23 January 2014, by Petrina Kow
Merry Christmas and a Hoi-py New Year!
How did you celebrate your Christmas? I know it seems a little untimely to be talking about Christmas when we can literally hear the horses galloping in the distance ready to usher in the Lunar New Year. But does anyone feel like they are not quite over Christmas yet? I bet some of you haven’t even taken down your tree eh? Anyway, we’ve started a Christmas getaway tradition in our family and we always try and do at least one family holiday a year to a place that nobody has ever been to before. And this year that place was Hoi An, Vietnam. Hoi who I hear you ask? It wasn’t on the New York Times’ “46 Places to visit in 2013” in case you are wondering, but it was the perfect choice for us because a) it was a UNESCO World Heritage Site, b) it’s just a 2 hour flight away and c) we are obsessed with Vietnamese food! We travelled with our friends who also had two little kids around the same age as ours and being intrepid, thrill seekers, we decided to pack in as much activity as we could in 3 days! So think of this as your go-to 3 day in Hoi An Itinerary, should you ever decide to use this to jump start your holiday planning process. You’re welcome!
We arrived on the eve of Christmas in Danang after a short and lovely flight on Silkair. We checked into the Hyatt Regency Danang Resort and Spa. An expansive development along the up and coming Non Nuoc Beach, which sits at the foot of Marble Mountain. 有山有水 (Literally translated means, have mountain, have water) and that as we all know is the pinnacle of good fengshui.

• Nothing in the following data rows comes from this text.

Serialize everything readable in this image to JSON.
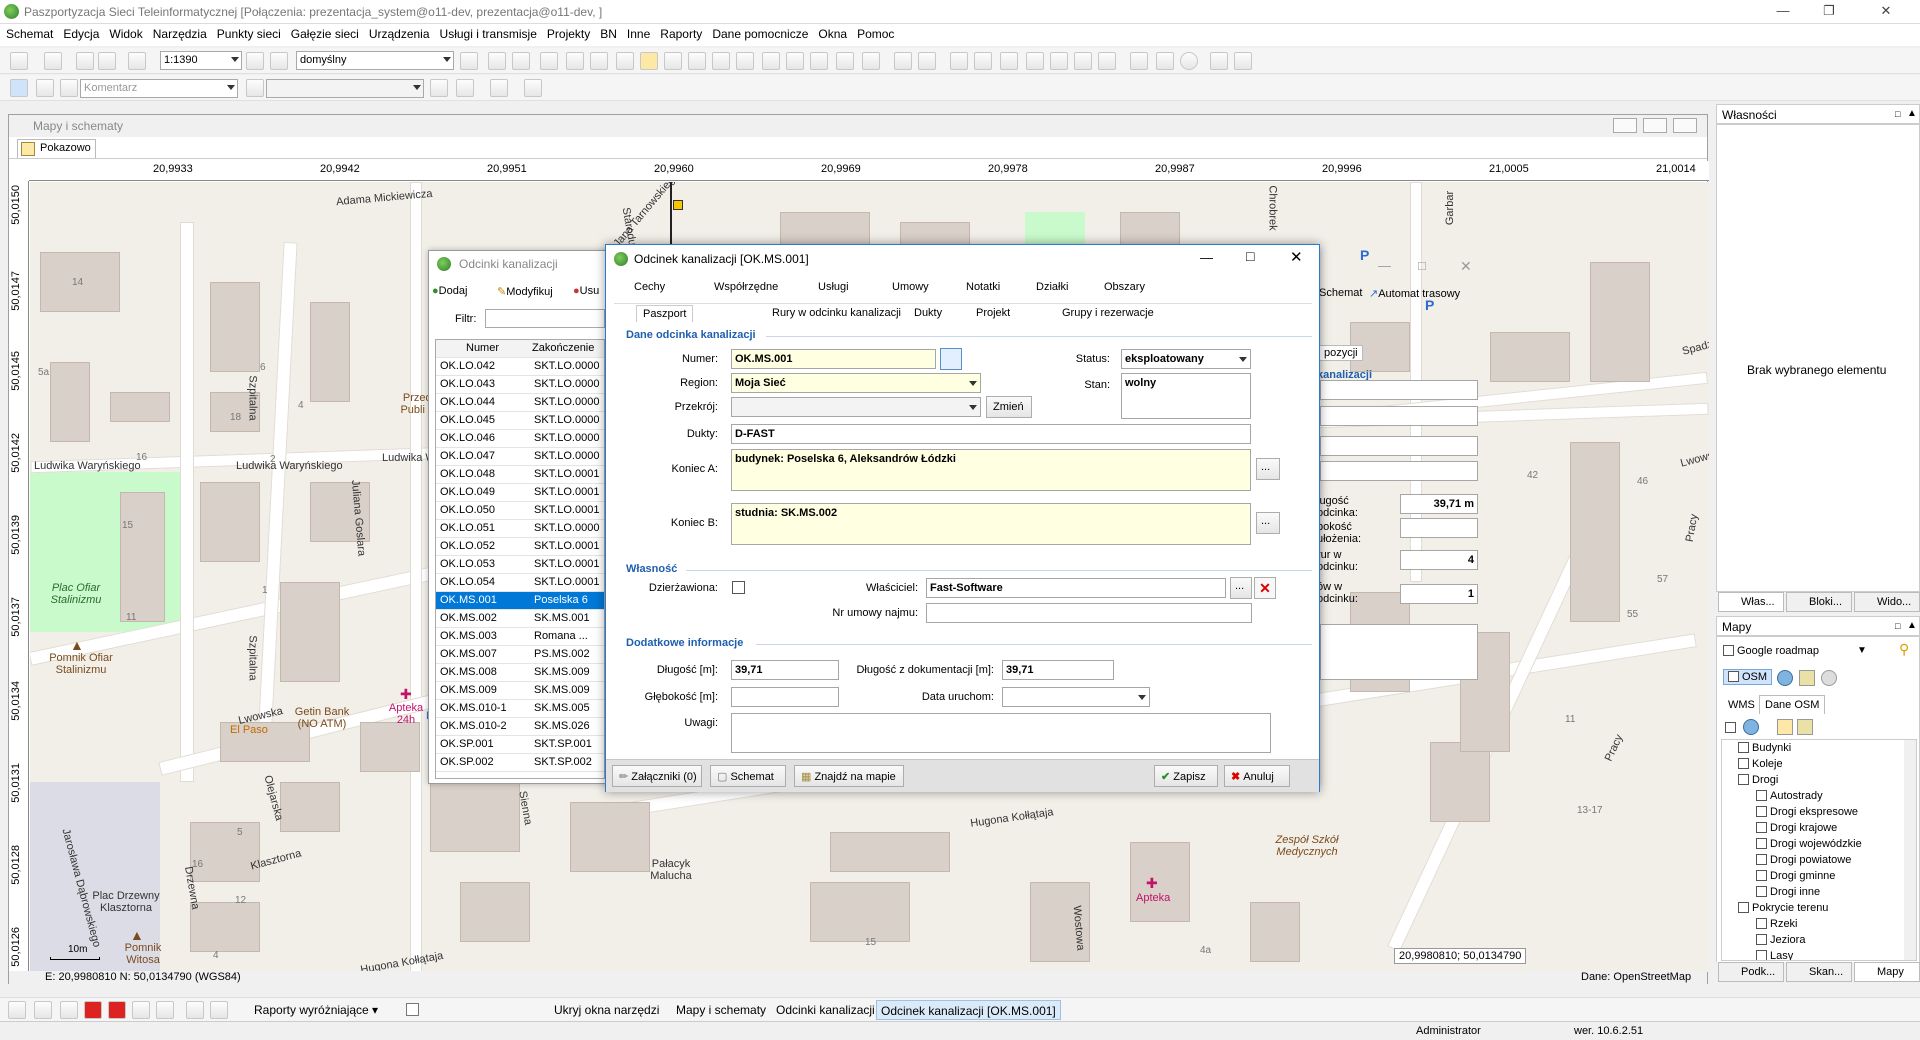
{
  "app": {
    "title": "Paszportyzacja Sieci Teleinformatycznej [Połączenia: prezentacja_system@o11-dev, prezentacja@o11-dev, ]"
  },
  "menu": [
    "Schemat",
    "Edycja",
    "Widok",
    "Narzędzia",
    "Punkty sieci",
    "Gałęzie sieci",
    "Urządzenia",
    "Usługi i transmisje",
    "Projekty",
    "BN",
    "Inne",
    "Raporty",
    "Dane pomocnicze",
    "Okna",
    "Pomoc"
  ],
  "toolbar": {
    "scale": "1:1390",
    "style": "domyślny",
    "comment_placeholder": "Komentarz"
  },
  "map_window": {
    "title": "Mapy i schematy",
    "tab": "Pokazowo",
    "x_ticks": [
      "20,9933",
      "20,9942",
      "20,9951",
      "20,9960",
      "20,9969",
      "20,9978",
      "20,9987",
      "20,9996",
      "21,0005",
      "21,0014"
    ],
    "y_ticks": [
      "50,0150",
      "50,0147",
      "50,0145",
      "50,0142",
      "50,0139",
      "50,0137",
      "50,0134",
      "50,0131",
      "50,0128",
      "50,0126"
    ],
    "coords_box": "20,9980810; 50,0134790",
    "status_left": "E: 20,9980810  N: 50,0134790 (WGS84)",
    "status_right": "Dane: OpenStreetMap",
    "scale_bar": "10m",
    "labels": {
      "mickiewicza": "Adama Mickiewicza",
      "hetmana": "Hetmana Jana Tarnowskiego",
      "starodubska": "Starodubska",
      "szpitalna1": "Szpitalna",
      "szpitalna2": "Szpitalna",
      "goslara": "Juliana Goslara",
      "warynskiego1": "Ludwika Waryńskiego",
      "warynskiego2": "Ludwika Waryńskiego",
      "warynskiego3": "Ludwika Waryńskiego",
      "plac_ofiar": "Plac Ofiar Stalinizmu",
      "pomnik_ofiar": "Pomnik Ofiar Stalinizmu",
      "lwowska1": "Lwowska",
      "lwowska2": "Lwowska",
      "elpaso": "El Paso",
      "getin": "Getin Bank (NO ATM)",
      "apteka1": "Apteka 24h",
      "apteka2": "Apteka",
      "olejarska": "Olejarska",
      "klasztorna": "Klasztorna",
      "drzewna": "Drzewna",
      "plac_drzewny": "Plac Drzewny Klasztorna",
      "dabrowskiego": "Jarosława Dąbrowskiego",
      "pomnik_witosa": "Pomnik Witosa",
      "hugona1": "Hugona Kołłątaja",
      "hugona2": "Hugona Kołłątaja",
      "palacyk": "Pałacyk Malucha",
      "sienna": "Sienna",
      "zespol": "Zespół Szkół Medycznych",
      "wostowa": "Wostowa",
      "pracy1": "Pracy",
      "pracy2": "Pracy",
      "spadz": "Spadz",
      "chrobrego": "Chrobrek",
      "garbarska": "Garbar",
      "przedszkole": "Przeds Publi Nr",
      "lw": "Lw"
    }
  },
  "odcinki_window": {
    "title": "Odcinki kanalizacji",
    "btn_add": "Dodaj",
    "btn_modify": "Modyfikuj",
    "btn_delete": "Usu",
    "filter_label": "Filtr:",
    "col_number": "Numer",
    "col_end": "Zakończenie",
    "btn_schemat": "Schemat",
    "btn_automat": "Automat trasowy",
    "tab_pozycji": "pozycji",
    "sect_kanalizacji": "kanalizacji",
    "lbl_dlugosc": "ługość odcinka:",
    "val_dlugosc": "39,71 m",
    "lbl_glebokosc": "bokość ułożenia:",
    "lbl_rur": "rur w odcinku:",
    "val_rur": "4",
    "lbl_dukt": "ów w odcinku:",
    "val_dukt": "1",
    "rows": [
      {
        "num": "OK.LO.042",
        "end": "SKT.LO.0000"
      },
      {
        "num": "OK.LO.043",
        "end": "SKT.LO.0000"
      },
      {
        "num": "OK.LO.044",
        "end": "SKT.LO.0000"
      },
      {
        "num": "OK.LO.045",
        "end": "SKT.LO.0000"
      },
      {
        "num": "OK.LO.046",
        "end": "SKT.LO.0000"
      },
      {
        "num": "OK.LO.047",
        "end": "SKT.LO.0000"
      },
      {
        "num": "OK.LO.048",
        "end": "SKT.LO.0001"
      },
      {
        "num": "OK.LO.049",
        "end": "SKT.LO.0001"
      },
      {
        "num": "OK.LO.050",
        "end": "SKT.LO.0001"
      },
      {
        "num": "OK.LO.051",
        "end": "SKT.LO.0000"
      },
      {
        "num": "OK.LO.052",
        "end": "SKT.LO.0001"
      },
      {
        "num": "OK.LO.053",
        "end": "SKT.LO.0001"
      },
      {
        "num": "OK.LO.054",
        "end": "SKT.LO.0001"
      },
      {
        "num": "OK.MS.001",
        "end": "Poselska 6"
      },
      {
        "num": "OK.MS.002",
        "end": "SK.MS.001"
      },
      {
        "num": "OK.MS.003",
        "end": "Romana ..."
      },
      {
        "num": "OK.MS.007",
        "end": "PS.MS.002"
      },
      {
        "num": "OK.MS.008",
        "end": "SK.MS.009"
      },
      {
        "num": "OK.MS.009",
        "end": "SK.MS.009"
      },
      {
        "num": "OK.MS.010-1",
        "end": "SK.MS.005"
      },
      {
        "num": "OK.MS.010-2",
        "end": "SK.MS.026"
      },
      {
        "num": "OK.SP.001",
        "end": "SKT.SP.001"
      },
      {
        "num": "OK.SP.002",
        "end": "SKT.SP.002"
      }
    ]
  },
  "dialog": {
    "title": "Odcinek kanalizacji [OK.MS.001]",
    "tabs_row1": [
      "Cechy",
      "Współrzędne",
      "Usługi",
      "Umowy",
      "Notatki",
      "Działki",
      "Obszary"
    ],
    "tabs_row2": [
      "Paszport",
      "Rury w odcinku kanalizacji",
      "Dukty",
      "Projekt",
      "Grupy i rezerwacje"
    ],
    "sect_dane": "Dane odcinka kanalizacji",
    "lbl_numer": "Numer:",
    "val_numer": "OK.MS.001",
    "lbl_region": "Region:",
    "val_region": "Moja Sieć",
    "lbl_przekroj": "Przekrój:",
    "btn_zmien": "Zmień",
    "lbl_dukty": "Dukty:",
    "val_dukty": "D-FAST",
    "lbl_konieca": "Koniec A:",
    "val_konieca": "budynek: Poselska 6, Aleksandrów Łódzki",
    "lbl_koniecb": "Koniec B:",
    "val_koniecb": "studnia: SK.MS.002",
    "lbl_status": "Status:",
    "val_status": "eksploatowany",
    "lbl_stan": "Stan:",
    "val_stan": "wolny",
    "sect_wlasnosc": "Własność",
    "lbl_dzierz": "Dzierżawiona:",
    "lbl_wlasciciel": "Właściciel:",
    "val_wlasciciel": "Fast-Software",
    "lbl_umowa": "Nr umowy najmu:",
    "sect_dodatkowe": "Dodatkowe informacje",
    "lbl_dlugosc": "Długość [m]:",
    "val_dlugosc": "39,71",
    "lbl_dlugosc_dok": "Długość z dokumentacji [m]:",
    "val_dlugosc_dok": "39,71",
    "lbl_glebokosc": "Głębokość [m]:",
    "lbl_data": "Data uruchom:",
    "lbl_uwagi": "Uwagi:",
    "btn_zalaczniki": "Załączniki (0)",
    "btn_schemat": "Schemat",
    "btn_znajdz": "Znajdź na mapie",
    "btn_zapisz": "Zapisz",
    "btn_anuluj": "Anuluj",
    "ellipsis": "..."
  },
  "right_panel": {
    "props_title": "Własności",
    "props_empty": "Brak wybranego elementu",
    "props_tabs": [
      "Włas...",
      "Bloki...",
      "Wido..."
    ],
    "maps_title": "Mapy",
    "google": "Google roadmap",
    "osm": "OSM",
    "wms": "WMS",
    "dane_osm": "Dane OSM",
    "tree": [
      {
        "label": "Budynki",
        "indent": 1
      },
      {
        "label": "Koleje",
        "indent": 1
      },
      {
        "label": "Drogi",
        "indent": 1
      },
      {
        "label": "Autostrady",
        "indent": 2
      },
      {
        "label": "Drogi ekspresowe",
        "indent": 2
      },
      {
        "label": "Drogi krajowe",
        "indent": 2
      },
      {
        "label": "Drogi wojewódzkie",
        "indent": 2
      },
      {
        "label": "Drogi powiatowe",
        "indent": 2
      },
      {
        "label": "Drogi gminne",
        "indent": 2
      },
      {
        "label": "Drogi inne",
        "indent": 2
      },
      {
        "label": "Pokrycie terenu",
        "indent": 1
      },
      {
        "label": "Rzeki",
        "indent": 2
      },
      {
        "label": "Jeziora",
        "indent": 2
      },
      {
        "label": "Lasy",
        "indent": 2
      }
    ],
    "bottom_tabs": [
      "Podk...",
      "Skan...",
      "Mapy"
    ]
  },
  "bottombar": {
    "reports": "Raporty wyróżniające",
    "hide_tools": "Ukryj okna narzędzi",
    "task1": "Mapy i schematy",
    "task2": "Odcinki kanalizacji",
    "task3": "Odcinek kanalizacji [OK.MS.001]"
  },
  "status": {
    "user": "Administrator",
    "version": "wer. 10.6.2.51"
  }
}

We stayed in a lovely 3 bedroom apartment which came with the works, 1 huge master bedroom which the 4 kids shared, and it had a fully equipped kitchen and dining room though we didn’t really make use of it. We were walking distance to the beach and there was a huge pool area, though the weather was a little too cold for swimming. Note to self: come again in summer! Bright and early on Christmas morning, we met our lovely guide from the Tra Que Water Wheel Vegetable Farm. If you are staying in Hoi An, she will probably pick you from from your hotel with bicycles and you can ride through the old town to the village. It was a beautiful farm dotted with charming little houses and gardens. The farmers there grow most of the aromatic herbs that we have become accustomed to seeing in our vietnamese dishes, like mint, coriander, basil, spring onion etc. The kids had a field day (literally!) getting their feet and hands dirty, planting seedlings, tilling the soil, watering the plants and generally learning about farm life.

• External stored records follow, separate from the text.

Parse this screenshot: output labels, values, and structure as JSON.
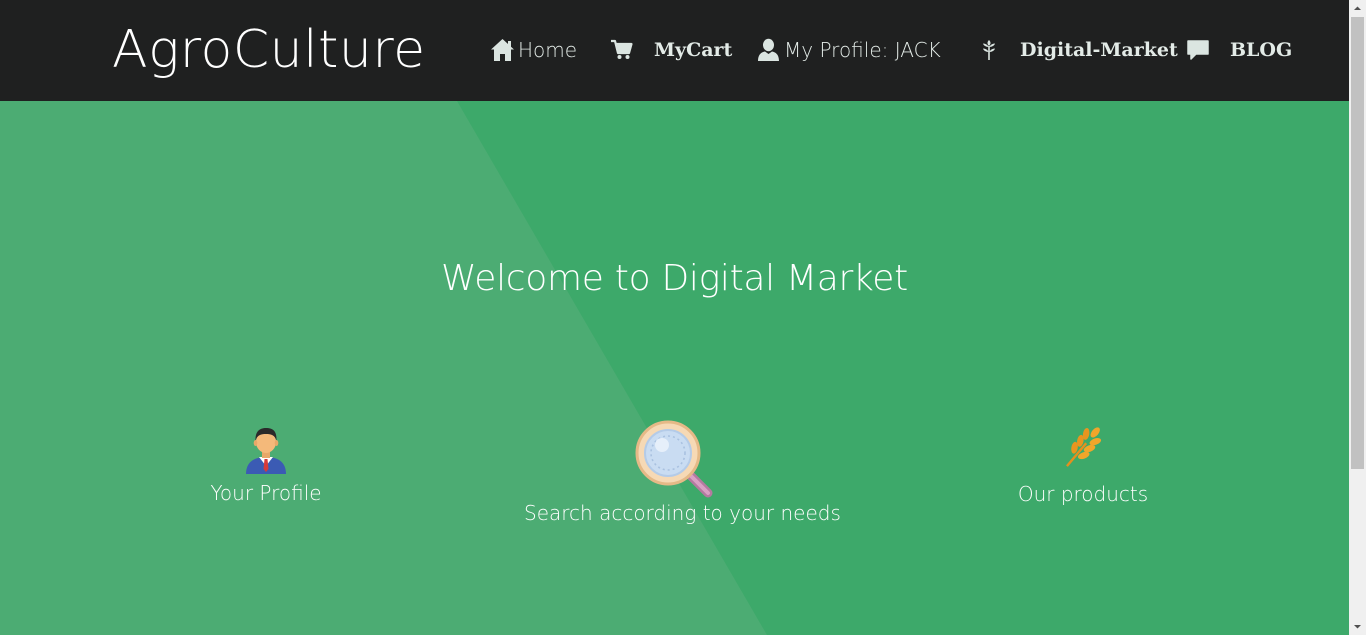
{
  "header": {
    "logo": "AgroCulture",
    "nav": {
      "home": {
        "label": "Home",
        "icon": "home-icon"
      },
      "cart": {
        "label": "MyCart",
        "icon": "cart-icon"
      },
      "profile": {
        "label": "My Profile: JACK",
        "icon": "user-icon"
      },
      "market": {
        "label": "Digital-Market",
        "icon": "grain-icon"
      },
      "blog": {
        "label": "BLOG",
        "icon": "comment-icon"
      }
    }
  },
  "hero": {
    "title": "Welcome to Digital Market",
    "features": [
      {
        "label": "Your Profile",
        "icon": "businessman-icon"
      },
      {
        "label": "Search according to your needs",
        "icon": "magnifier-icon"
      },
      {
        "label": "Our products",
        "icon": "wheat-icon"
      }
    ]
  },
  "colors": {
    "header_bg": "#1f2020",
    "hero_green": "#3da96a",
    "hero_green_light": "#4cac73",
    "text": "#ffffff"
  }
}
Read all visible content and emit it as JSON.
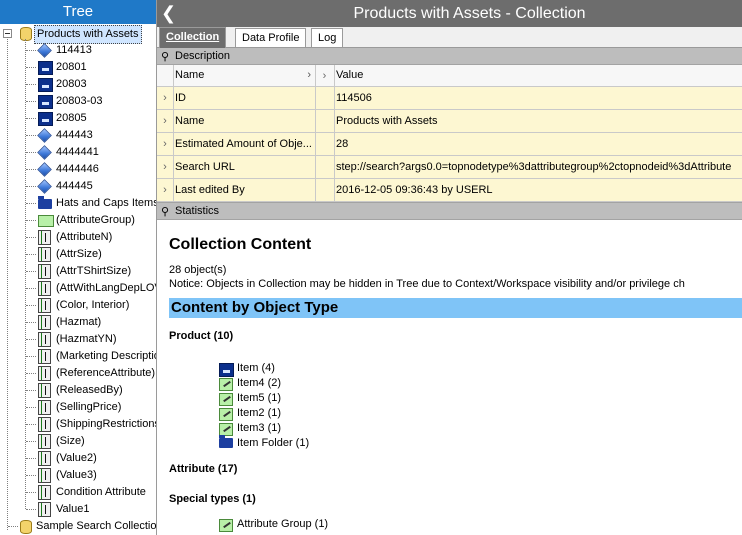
{
  "tree": {
    "header": "Tree",
    "root_label": "Products with Assets",
    "items": [
      {
        "label": "114413",
        "icon": "cube-icon"
      },
      {
        "label": "20801",
        "icon": "item-icon"
      },
      {
        "label": "20803",
        "icon": "item-icon"
      },
      {
        "label": "20803-03",
        "icon": "item-icon"
      },
      {
        "label": "20805",
        "icon": "item-icon"
      },
      {
        "label": "444443",
        "icon": "cube-icon"
      },
      {
        "label": "4444441",
        "icon": "cube-icon"
      },
      {
        "label": "4444446",
        "icon": "cube-icon"
      },
      {
        "label": "444445",
        "icon": "cube-icon"
      },
      {
        "label": "Hats and Caps Items",
        "icon": "folder-icon"
      },
      {
        "label": "(AttributeGroup)",
        "icon": "attribute-group-icon"
      },
      {
        "label": "(AttributeN)",
        "icon": "attribute-icon"
      },
      {
        "label": "(AttrSize)",
        "icon": "attribute-icon"
      },
      {
        "label": "(AttrTShirtSize)",
        "icon": "attribute-icon"
      },
      {
        "label": "(AttWithLangDepLOV",
        "icon": "attribute-icon"
      },
      {
        "label": "(Color, Interior)",
        "icon": "attribute-icon"
      },
      {
        "label": "(Hazmat)",
        "icon": "attribute-icon"
      },
      {
        "label": "(HazmatYN)",
        "icon": "attribute-icon"
      },
      {
        "label": "(Marketing Descriptio",
        "icon": "attribute-icon"
      },
      {
        "label": "(ReferenceAttribute)",
        "icon": "attribute-icon"
      },
      {
        "label": "(ReleasedBy)",
        "icon": "attribute-icon"
      },
      {
        "label": "(SellingPrice)",
        "icon": "attribute-icon"
      },
      {
        "label": "(ShippingRestrictions",
        "icon": "attribute-icon"
      },
      {
        "label": "(Size)",
        "icon": "attribute-icon"
      },
      {
        "label": "(Value2)",
        "icon": "attribute-icon"
      },
      {
        "label": "(Value3)",
        "icon": "attribute-icon"
      },
      {
        "label": "Condition Attribute",
        "icon": "attribute-icon"
      },
      {
        "label": "Value1",
        "icon": "attribute-icon"
      }
    ],
    "sibling_label": "Sample Search Collection"
  },
  "main": {
    "title": "Products with Assets - Collection",
    "tabs": [
      {
        "label": "Collection",
        "active": true
      },
      {
        "label": "Data Profile",
        "active": false
      },
      {
        "label": "Log",
        "active": false
      }
    ],
    "description": {
      "section_label": "Description",
      "col_name": "Name",
      "col_value": "Value",
      "rows": [
        {
          "name": "ID",
          "value": "114506"
        },
        {
          "name": "Name",
          "value": "Products with Assets"
        },
        {
          "name": "Estimated Amount of Obje...",
          "value": "28"
        },
        {
          "name": "Search URL",
          "value": "step://search?args0.0=topnodetype%3dattributegroup%2ctopnodeid%3dAttribute"
        },
        {
          "name": "Last edited By",
          "value": "2016-12-05 09:36:43 by USERL"
        }
      ]
    },
    "statistics": {
      "section_label": "Statistics",
      "heading": "Collection Content",
      "count_line": "28 object(s)",
      "notice": "Notice: Objects in Collection may be hidden in Tree due to Context/Workspace visibility and/or privilege ch",
      "by_type_heading": "Content by Object Type",
      "groups": [
        {
          "label": "Product (10)",
          "entries": [
            {
              "label": "Item (4)",
              "icon": "item-icon"
            },
            {
              "label": "Item4 (2)",
              "icon": "edit-type-icon"
            },
            {
              "label": "Item5 (1)",
              "icon": "edit-type-icon"
            },
            {
              "label": "Item2 (1)",
              "icon": "edit-type-icon"
            },
            {
              "label": "Item3 (1)",
              "icon": "edit-type-icon"
            },
            {
              "label": "Item Folder (1)",
              "icon": "folder-icon"
            }
          ]
        },
        {
          "label": "Attribute (17)",
          "entries": []
        },
        {
          "label": "Special types (1)",
          "entries": [
            {
              "label": "Attribute Group (1)",
              "icon": "edit-type-icon"
            }
          ]
        }
      ]
    }
  }
}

After working ‘hard’ in the fields, we got to soak our feet in a special ‘Tired Farmer Herbal Leg Wash’ which consisted of dried herbs it struck us how innovative and creative these farmers were with how they used their natural resources. It made us all really aware of how wasteful we are in our daily lives and how disconnected we are from nature. The kids totally loved their short stint as farmers but were eager to try rice paper making. It is a laborious and technically precise process that requires years of skill to master and you definitely appreciate all the effort that goes into making a fresh and delicious Vietnamese dish.

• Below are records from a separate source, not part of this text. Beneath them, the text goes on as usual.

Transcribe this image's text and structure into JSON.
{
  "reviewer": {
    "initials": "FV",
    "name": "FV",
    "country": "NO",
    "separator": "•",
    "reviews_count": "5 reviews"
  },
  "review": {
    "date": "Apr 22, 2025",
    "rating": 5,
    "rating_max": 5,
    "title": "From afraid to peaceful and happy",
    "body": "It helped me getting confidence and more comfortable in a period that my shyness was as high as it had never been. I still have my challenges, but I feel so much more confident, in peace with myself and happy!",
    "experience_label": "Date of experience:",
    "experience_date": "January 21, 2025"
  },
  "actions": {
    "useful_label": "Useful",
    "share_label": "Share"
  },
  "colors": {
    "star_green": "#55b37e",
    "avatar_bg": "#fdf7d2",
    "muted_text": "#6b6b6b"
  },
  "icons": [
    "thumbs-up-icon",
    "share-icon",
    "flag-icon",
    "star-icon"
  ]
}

The adults got to try their hand at cooking several delicious dishes native to that part of Vietnam, and for us Mums, it was certainly fun seeing our husbands put on a chef’s hat and getting in on the action!
After feasting on our own cooking, we walked to the nearby padi fields and all had a turn riding on a water buffalo. Not sure if the buffalo was pleased about the eight of us stepping all over him, but it was a wonderful experience and something we will all remember for a long time.
The highlight of our second day was the Hoi An Motorbike Food Tour. We each got to ride pillion with a young university student who do these tours on top of their day jobs as a great way to earn extra income and practise their English! We got to sample some AMAZINGLY delicious food that is not what you typically see on the menu. This is how the locals eat, and we were brought all over town, into little tiny establishments, squatting on tiny baby stools and scoffing down plate after plate of delectable cuisine. 5 hours later, and about 15 different dishes later, we felt like exploding from all the food we had consumed. Don’t get me wrong, we would do all again in a heartbeat and there’s really something special about riding pillion with a stranger that really gets your appetite going!
We decided to work off all the calories on the last day with a bicycle ride in the countryside. It was a rare treat to be able to ride through the picturesque unspoilt country and smell the fresh air and soak in the sights. Little village kids running out and greeting us with smiles, completely stole our hearts and the cool weather made it all the more charming. We learnt about how the villagers make a living building boats, weaving basket boats, making incense and fishing. It was a simple life but one rich with beauty and heart.
Needless to say, the kids were very reluctant to go home after all the fun they’ve had, and the adults felt like we hadn’t finished eating everything we wanted but as they say, there’s always next time!